London flats – demand yet to bounce back

Capital city registers low numbers in flat rentals despite available stock

London flats – demand yet to bounce back

Despite a move back to normality for those living and working in London, demand for apartment style living across the capital is yet to return, according to the latest research by rental platform Ocasa.

Of the current flats available to rent across the London market, research showed that only 31.9% have already had a let agreed with a tenant.

London is home to the highest level of flat rental stock at 83.3%, closely followed by Scotland. However, work from home advice during the pandemic caused demand for London flats to plummet as professional tenants looked further afield for affordability.

Other reports claimed that rental demand in the cities has been rising and outweighing supply as many are returning to their offices and workplaces. But demand for London flats, specifically, is yet to follow suit.

Ocasa found that flats currently account for 55% of all rental homes listed to let across Britain.

London ranks just seventh out of all regions of Britain when it comes to demand for flat living, despite having the highest level of flat rental stock in the country.

It’s the East of England that currently ranks top as the nation’s flat rental hotspot.

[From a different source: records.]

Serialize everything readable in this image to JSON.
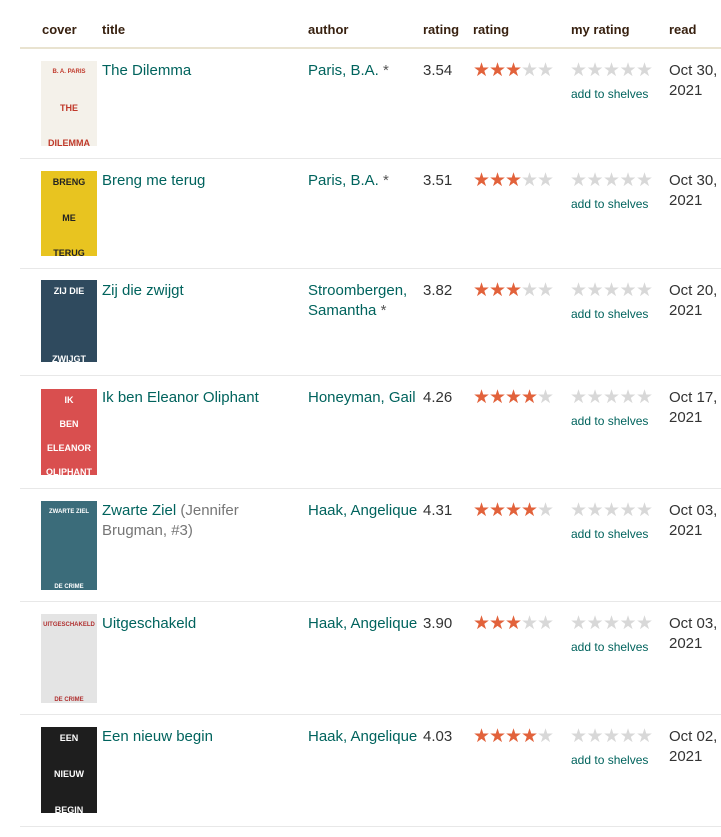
{
  "columns": {
    "cover": "cover",
    "title": "title",
    "author": "author",
    "avg_rating": "rating",
    "rating": "rating",
    "my_rating": "my rating",
    "read": "read"
  },
  "colors": {
    "link": "#00635d",
    "star_on": "#e2623b",
    "star_off": "#d8d8d8",
    "header_text": "#382110"
  },
  "star_icon": "star-icon",
  "books": [
    {
      "title": "The Dilemma",
      "series": "",
      "author": "Paris, B.A.",
      "author_note": "*",
      "avg_rating": "3.54",
      "stars": 3,
      "shelves_link": "add to shelves",
      "read_date": "Oct 30, 2021",
      "cover": {
        "bg": "#f4f1ea",
        "fg": "#c0392b",
        "lines": [
          "B. A. PARIS",
          "THE",
          "DILEMMA"
        ]
      }
    },
    {
      "title": "Breng me terug",
      "series": "",
      "author": "Paris, B.A.",
      "author_note": "*",
      "avg_rating": "3.51",
      "stars": 3,
      "shelves_link": "add to shelves",
      "read_date": "Oct 30, 2021",
      "cover": {
        "bg": "#e8c420",
        "fg": "#222222",
        "lines": [
          "BRENG",
          "ME",
          "TERUG"
        ]
      }
    },
    {
      "title": "Zij die zwijgt",
      "series": "",
      "author": "Stroombergen, Samantha",
      "author_note": "*",
      "avg_rating": "3.82",
      "stars": 3,
      "shelves_link": "add to shelves",
      "read_date": "Oct 20, 2021",
      "cover": {
        "bg": "#2f4a5e",
        "fg": "#ffffff",
        "lines": [
          "ZIJ DIE",
          "ZWIJGT"
        ]
      }
    },
    {
      "title": "Ik ben Eleanor Oliphant",
      "series": "",
      "author": "Honeyman, Gail",
      "author_note": "",
      "avg_rating": "4.26",
      "stars": 4,
      "shelves_link": "add to shelves",
      "read_date": "Oct 17, 2021",
      "cover": {
        "bg": "#d94f4f",
        "fg": "#ffffff",
        "lines": [
          "IK",
          "BEN",
          "ELEANOR",
          "OLIPHANT"
        ]
      }
    },
    {
      "title": "Zwarte Ziel",
      "series": "(Jennifer Brugman, #3)",
      "author": "Haak, Angelique",
      "author_note": "",
      "avg_rating": "4.31",
      "stars": 4,
      "shelves_link": "add to shelves",
      "read_date": "Oct 03, 2021",
      "cover": {
        "bg": "#3b6c7a",
        "fg": "#ffffff",
        "lines": [
          "ZWARTE ZIEL",
          "DE CRIME COMPAGNIE"
        ]
      }
    },
    {
      "title": "Uitgeschakeld",
      "series": "",
      "author": "Haak, Angelique",
      "author_note": "",
      "avg_rating": "3.90",
      "stars": 3,
      "shelves_link": "add to shelves",
      "read_date": "Oct 03, 2021",
      "cover": {
        "bg": "#e4e4e4",
        "fg": "#b03030",
        "lines": [
          "UITGESCHAKELD",
          "DE CRIME COMPAGNIE"
        ]
      }
    },
    {
      "title": "Een nieuw begin",
      "series": "",
      "author": "Haak, Angelique",
      "author_note": "",
      "avg_rating": "4.03",
      "stars": 4,
      "shelves_link": "add to shelves",
      "read_date": "Oct 02, 2021",
      "cover": {
        "bg": "#1e1e1e",
        "fg": "#ffffff",
        "lines": [
          "EEN",
          "NIEUW",
          "BEGIN"
        ]
      }
    }
  ]
}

A huge 50.9% of all flats currently available in the rental market have already been snapped up, closely followed by the South West, where this tenant demand sits at 50.6%.

The South East (48.4%), Wales (39.1%), North West (34.1%) and West Midlands (33%) also rank well above the capital when it comes to the current appetite for flat rentals by their respective tenants.

At 25.7%, the East Midlands is home to the lowest tenant demand for flat rentals.

Jack Godby, head of sales and marketing at Ocasa, said that while flats and apartments are always going to be the predominant style of rental stock available in built up urban areas, they also offer a far more affordable option.

“This is particularly true in London, where the cost of renting is far higher than any other area of Britain, but it seems that despite a return to normality and the workplace, demand for this style of renting within the capital is yet to see a revival,” he noted.

“This is undoubtedly due to the influence of the pandemic as many tenants have been able to maintain an element of flexible working, meaning they no longer mind a longer commute from outside the M25 when it isn’t a Monday to Friday requirement,” he continued.

Godby said it remains to be seen how long the trend may last, but it appears, for now, that the glory days of the London flats rental market could be some way away from returning.